Judith Malina seemed uncomfortable with Zinovich’s attribution of the progression of 1960’s style ‘happenings’ to her work with the Living Theatre and the Provo. ‘Happenings’ are spontaneous public events that could be associated with what passes for happenings today—flash mobs, kiss-ins, public pillow fights, no pants subway afternoons, and other somewhat apolitical events that have little in common with the fierce politics of Provo. Rather than focusing on creating a movement and building steam, the more modern attempts at happenings seem to focus only on momentarily altering a public space. These actions are political, but their goals differ radically from Malina’s vision of building a “non-violent anarchist revolution.”
In Paradise Now, Malina’s 1971 book on the ethics and aesthetics of the Living Theater, she wrote,
“The play is a voyage from the many to the one and from the one to the many. It is a spiritual voyage and a political voyage. It is an interior voyage and an exterior voyage. It is a voyage for the actors and the spectators. It begins into the present and moves into the future and returns to the present.
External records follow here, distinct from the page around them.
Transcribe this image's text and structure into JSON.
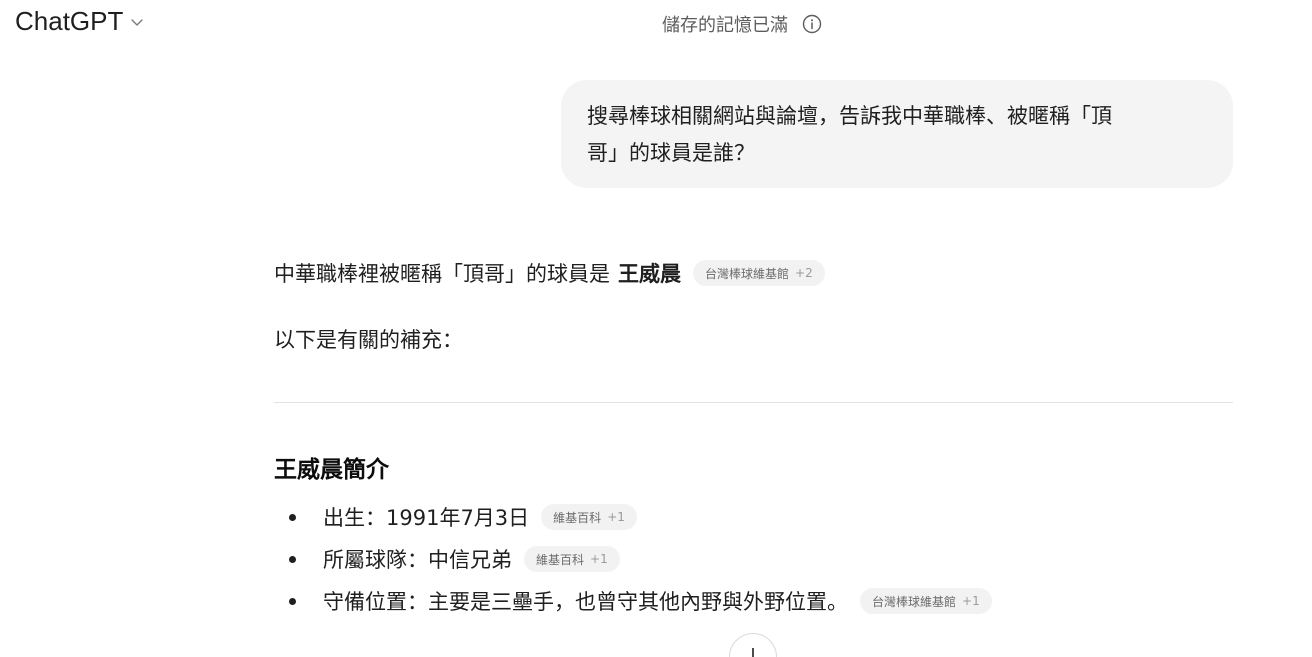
{
  "header": {
    "title": "ChatGPT",
    "memory_status": "儲存的記憶已滿"
  },
  "user_message": {
    "line1": "搜尋棒球相關網站與論壇，告訴我中華職棒、被暱稱「頂",
    "line2": "哥」的球員是誰？"
  },
  "assistant": {
    "intro_prefix": "中華職棒裡被暱稱「頂哥」的球員是",
    "intro_name": "王威晨",
    "intro_citation": {
      "source": "台灣棒球維基館",
      "more": "+2"
    },
    "supplement": "以下是有關的補充：",
    "section_title": "王威晨簡介",
    "bullets": [
      {
        "text": "出生：1991年7月3日",
        "citation": {
          "source": "維基百科",
          "more": "+1"
        }
      },
      {
        "text": "所屬球隊：中信兄弟",
        "citation": {
          "source": "維基百科",
          "more": "+1"
        }
      },
      {
        "text": "守備位置：主要是三壘手，也曾守其他內野與外野位置。",
        "citation": {
          "source": "台灣棒球維基館",
          "more": "+1"
        }
      }
    ]
  },
  "icons": {
    "model_menu": "chevron-down-icon",
    "memory_info": "info-icon",
    "scroll_down": "arrow-down-icon"
  }
}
The plot is the Revolution.”
Standing by this statement, Malina argued that what Provo organized was, not merely a happening, but a cohesive mass that culminated in a progression of history through public revolt.
Though Malina and Zinovich were seemingly in agreement about the long-term impact of groups like Provo, Malina did not like the fleeting connotation attached to ‘happening.’ After all, the anarchist Provo’s work with green city planning had introduced ideas into the public discourse which eventually became mainstream. Today Amsterdam is known as a bicycle city, partially because of the initiatives of the Provo. The Provo leveled environmental critiques that ultimately lead to a cleaning up of polluted Dutch canals (something that has yet to be done here in New York). Grootveld’s insurrection against smoking was decades ahead of its time. Provo didn’t directly cause all this social change--they fueled a public discussion, which over time encountered their political ideas.The discussion closed with Judith Malina speaking on the history of radicalism. She explained “We’ve lost some things and we’ve gained some things—but we’ve always been persistent” smiling, offering as an aside that anarchists had always been working for “A life that’s more fun, and less anguished.”